From the parking/camping coordinates provided at 10, 400 ft., look for an old mining road/trail directly across the creek that shows on the USGS quad. This trail switchbacks up the mountainside - first north, then SW. It may require some searching at first to find it, but once you're on it, it will be easy to follow. You will have to wade across Cunningham Creek. After the initial big switchback, the trail climbs steeply on the north side of the stream in Dives Basin, with multiple switchbacks. It took us about 2 hours to get to the old Shenandoah Mine ruins. We found a strange hole around here - about 30 feet deep that was perhaps the remains of an old exploratory dig. It looked more like a small, meteor impact crater. There was also a cable that stretched out way up onto the mountainside to some other mining activity.
Continue following the old trail higher into the basin. A large, yellow couloir sweeps down from the summit of Little Giant on the SE flank of the peak and pans out onto a large, rocky slope.
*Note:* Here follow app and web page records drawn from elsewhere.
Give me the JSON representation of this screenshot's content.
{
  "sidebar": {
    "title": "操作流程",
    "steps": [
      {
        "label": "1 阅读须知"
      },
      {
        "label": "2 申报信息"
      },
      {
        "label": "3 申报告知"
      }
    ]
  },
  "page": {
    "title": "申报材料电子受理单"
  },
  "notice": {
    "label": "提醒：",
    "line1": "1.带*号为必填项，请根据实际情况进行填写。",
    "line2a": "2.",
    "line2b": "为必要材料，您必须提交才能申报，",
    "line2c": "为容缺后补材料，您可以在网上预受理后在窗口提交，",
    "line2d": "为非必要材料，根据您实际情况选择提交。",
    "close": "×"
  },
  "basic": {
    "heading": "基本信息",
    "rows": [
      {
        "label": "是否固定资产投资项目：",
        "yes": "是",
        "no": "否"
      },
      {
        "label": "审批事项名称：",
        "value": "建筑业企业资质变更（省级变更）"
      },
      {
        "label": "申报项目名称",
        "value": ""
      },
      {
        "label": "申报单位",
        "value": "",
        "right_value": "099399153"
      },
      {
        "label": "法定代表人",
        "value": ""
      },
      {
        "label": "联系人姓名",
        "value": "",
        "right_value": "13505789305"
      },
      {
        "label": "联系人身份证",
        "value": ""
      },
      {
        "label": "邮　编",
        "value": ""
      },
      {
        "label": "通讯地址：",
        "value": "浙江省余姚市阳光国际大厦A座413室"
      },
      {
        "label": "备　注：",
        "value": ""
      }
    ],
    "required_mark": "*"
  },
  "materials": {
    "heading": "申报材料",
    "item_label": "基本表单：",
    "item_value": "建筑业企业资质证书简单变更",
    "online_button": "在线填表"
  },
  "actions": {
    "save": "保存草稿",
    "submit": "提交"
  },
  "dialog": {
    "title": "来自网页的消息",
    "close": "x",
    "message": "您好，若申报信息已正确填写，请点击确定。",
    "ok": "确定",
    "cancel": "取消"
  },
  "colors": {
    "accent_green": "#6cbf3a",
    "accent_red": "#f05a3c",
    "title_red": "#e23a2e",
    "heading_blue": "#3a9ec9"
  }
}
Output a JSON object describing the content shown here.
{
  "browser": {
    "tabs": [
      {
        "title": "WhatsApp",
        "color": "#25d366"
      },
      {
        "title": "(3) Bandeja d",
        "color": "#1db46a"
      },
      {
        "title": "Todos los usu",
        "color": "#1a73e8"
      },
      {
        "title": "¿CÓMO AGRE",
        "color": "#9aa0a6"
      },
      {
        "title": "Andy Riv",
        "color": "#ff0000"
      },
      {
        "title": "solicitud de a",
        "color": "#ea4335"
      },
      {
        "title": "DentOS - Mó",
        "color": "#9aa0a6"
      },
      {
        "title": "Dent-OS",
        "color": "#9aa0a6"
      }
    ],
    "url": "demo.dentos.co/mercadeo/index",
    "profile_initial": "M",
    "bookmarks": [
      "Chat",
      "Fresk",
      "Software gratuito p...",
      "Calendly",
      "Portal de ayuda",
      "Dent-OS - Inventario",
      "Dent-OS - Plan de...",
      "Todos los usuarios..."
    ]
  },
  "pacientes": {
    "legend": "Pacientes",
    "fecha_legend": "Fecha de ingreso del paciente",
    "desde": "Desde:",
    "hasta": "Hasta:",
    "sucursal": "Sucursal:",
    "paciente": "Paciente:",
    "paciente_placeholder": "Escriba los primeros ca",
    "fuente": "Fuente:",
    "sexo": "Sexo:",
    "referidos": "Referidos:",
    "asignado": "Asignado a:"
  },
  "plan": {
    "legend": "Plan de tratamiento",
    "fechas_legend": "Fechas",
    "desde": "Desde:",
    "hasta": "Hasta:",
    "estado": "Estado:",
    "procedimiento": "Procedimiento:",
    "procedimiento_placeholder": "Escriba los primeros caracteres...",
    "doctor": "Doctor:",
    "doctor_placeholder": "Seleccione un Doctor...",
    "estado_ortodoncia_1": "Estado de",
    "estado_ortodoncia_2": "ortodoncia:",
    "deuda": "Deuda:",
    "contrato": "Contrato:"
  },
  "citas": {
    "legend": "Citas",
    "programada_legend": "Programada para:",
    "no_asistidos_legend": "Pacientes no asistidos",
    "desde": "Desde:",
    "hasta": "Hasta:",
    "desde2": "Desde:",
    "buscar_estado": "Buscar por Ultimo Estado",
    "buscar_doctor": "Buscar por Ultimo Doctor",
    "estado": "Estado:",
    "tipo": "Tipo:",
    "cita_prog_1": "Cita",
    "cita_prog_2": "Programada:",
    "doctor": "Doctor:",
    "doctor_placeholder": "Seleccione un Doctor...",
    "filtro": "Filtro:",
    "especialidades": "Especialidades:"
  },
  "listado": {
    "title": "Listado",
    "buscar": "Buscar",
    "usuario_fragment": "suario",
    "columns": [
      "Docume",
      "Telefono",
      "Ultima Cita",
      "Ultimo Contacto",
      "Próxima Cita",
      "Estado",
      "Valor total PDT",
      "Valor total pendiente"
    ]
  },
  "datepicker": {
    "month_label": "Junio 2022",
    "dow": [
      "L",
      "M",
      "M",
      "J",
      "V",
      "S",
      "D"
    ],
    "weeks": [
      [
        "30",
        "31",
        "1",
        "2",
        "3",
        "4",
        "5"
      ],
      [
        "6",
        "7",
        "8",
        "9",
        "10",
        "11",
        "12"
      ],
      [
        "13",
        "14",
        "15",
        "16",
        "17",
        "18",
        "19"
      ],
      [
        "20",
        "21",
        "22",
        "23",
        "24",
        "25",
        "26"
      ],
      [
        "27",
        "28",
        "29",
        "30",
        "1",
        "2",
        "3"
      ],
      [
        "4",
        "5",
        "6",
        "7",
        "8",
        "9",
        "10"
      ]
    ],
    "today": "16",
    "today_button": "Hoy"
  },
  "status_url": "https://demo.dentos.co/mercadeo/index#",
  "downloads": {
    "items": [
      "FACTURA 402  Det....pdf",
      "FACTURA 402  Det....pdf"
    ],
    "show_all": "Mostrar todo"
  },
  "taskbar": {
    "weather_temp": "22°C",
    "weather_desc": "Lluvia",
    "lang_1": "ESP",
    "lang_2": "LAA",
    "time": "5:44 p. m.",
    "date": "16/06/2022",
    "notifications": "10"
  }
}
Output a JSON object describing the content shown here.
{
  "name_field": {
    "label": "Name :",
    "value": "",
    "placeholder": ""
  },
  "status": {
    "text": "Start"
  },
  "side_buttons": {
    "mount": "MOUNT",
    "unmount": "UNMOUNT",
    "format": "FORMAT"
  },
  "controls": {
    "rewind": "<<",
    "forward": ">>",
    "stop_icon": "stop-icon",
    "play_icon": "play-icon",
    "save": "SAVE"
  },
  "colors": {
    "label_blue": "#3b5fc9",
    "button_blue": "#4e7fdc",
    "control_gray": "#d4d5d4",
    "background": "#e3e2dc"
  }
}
This can serve as a quick descent route later on. Continue following the old trail where you wish toward the east ridge of the peak on mostly steeper tundra. Once on the east ridge, it's fairly easy walking over rubble to the summit. Overall time to the summit for us was just under three hours.
To descend, either return as you came or for variety, head west from the summit, dropping down a short distance to explore some more mining ruins very near the summit. From there, drop on down the yellow rock couloir to the SE, utilizing some nice scree slopes for quick descent. Then cross back over to join back in with the old trails in the upper basin and follow the track back down to Cunningham Creek. the relentless descent will take a toll on your feet, but you can cool them when you cross the creek.
An interesting side note: While exploring around the Shenandoah Mine, we found an old board that had a still legible stamp on it indicating it had been manufactured in Louviers, CO, which is between Littleton and Castlerock on Santa Fe. The date on the board went back into the late 1800's.